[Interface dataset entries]
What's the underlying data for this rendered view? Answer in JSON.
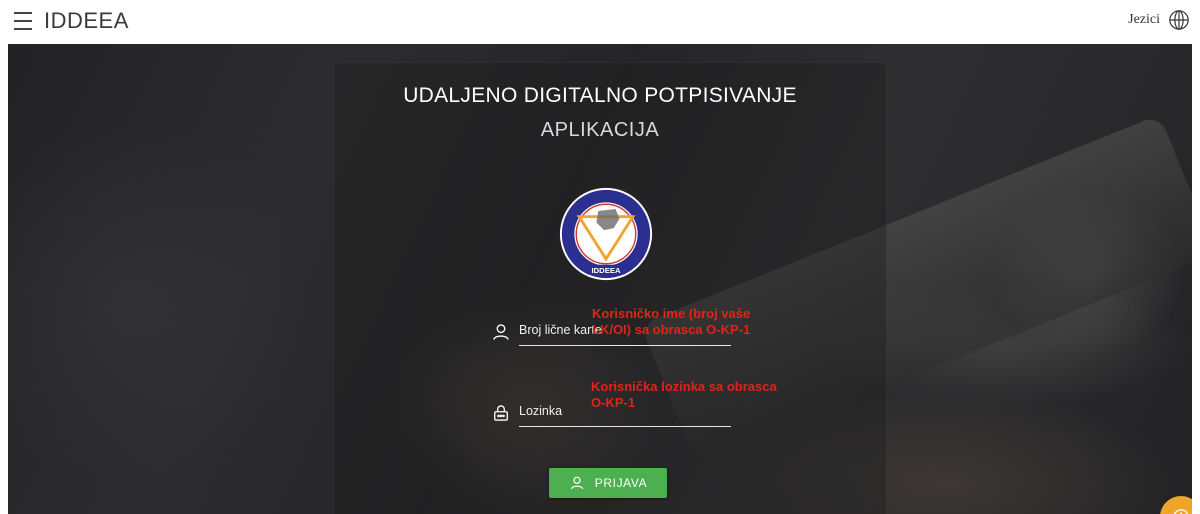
{
  "header": {
    "brand": "IDDEEA",
    "language_label": "Jezici",
    "menu_icon": "hamburger-icon",
    "language_icon": "globe-icon"
  },
  "main": {
    "title": "UDALJENO DIGITALNO POTPISIVANJE",
    "subtitle": "APLIKACIJA",
    "logo_text": "IDDEEA"
  },
  "form": {
    "username": {
      "placeholder": "Broj lične karte",
      "value": "",
      "icon": "user-icon",
      "annotation": "Korisničko ime (broj vaše LK/OI) sa obrasca O-KP-1"
    },
    "password": {
      "placeholder": "Lozinka",
      "value": "",
      "icon": "lock-icon",
      "annotation": "Korisnička lozinka sa obrasca O-KP-1"
    },
    "login_button": {
      "label": "PRIJAVA",
      "icon": "user-icon"
    }
  },
  "info_button": {
    "icon": "info-icon"
  },
  "colors": {
    "accent_green": "#4caf50",
    "fab_orange": "#f0a52a",
    "annotation_red": "#e2231a",
    "logo_blue": "#2b2f8f"
  }
}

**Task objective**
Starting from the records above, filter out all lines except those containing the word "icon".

**Reply to the exercise**
    "menu_icon": "hamburger-icon",
    "language_icon": "globe-icon"
      "icon": "user-icon",
      "icon": "lock-icon",
      "icon": "user-icon"
    "icon": "info-icon"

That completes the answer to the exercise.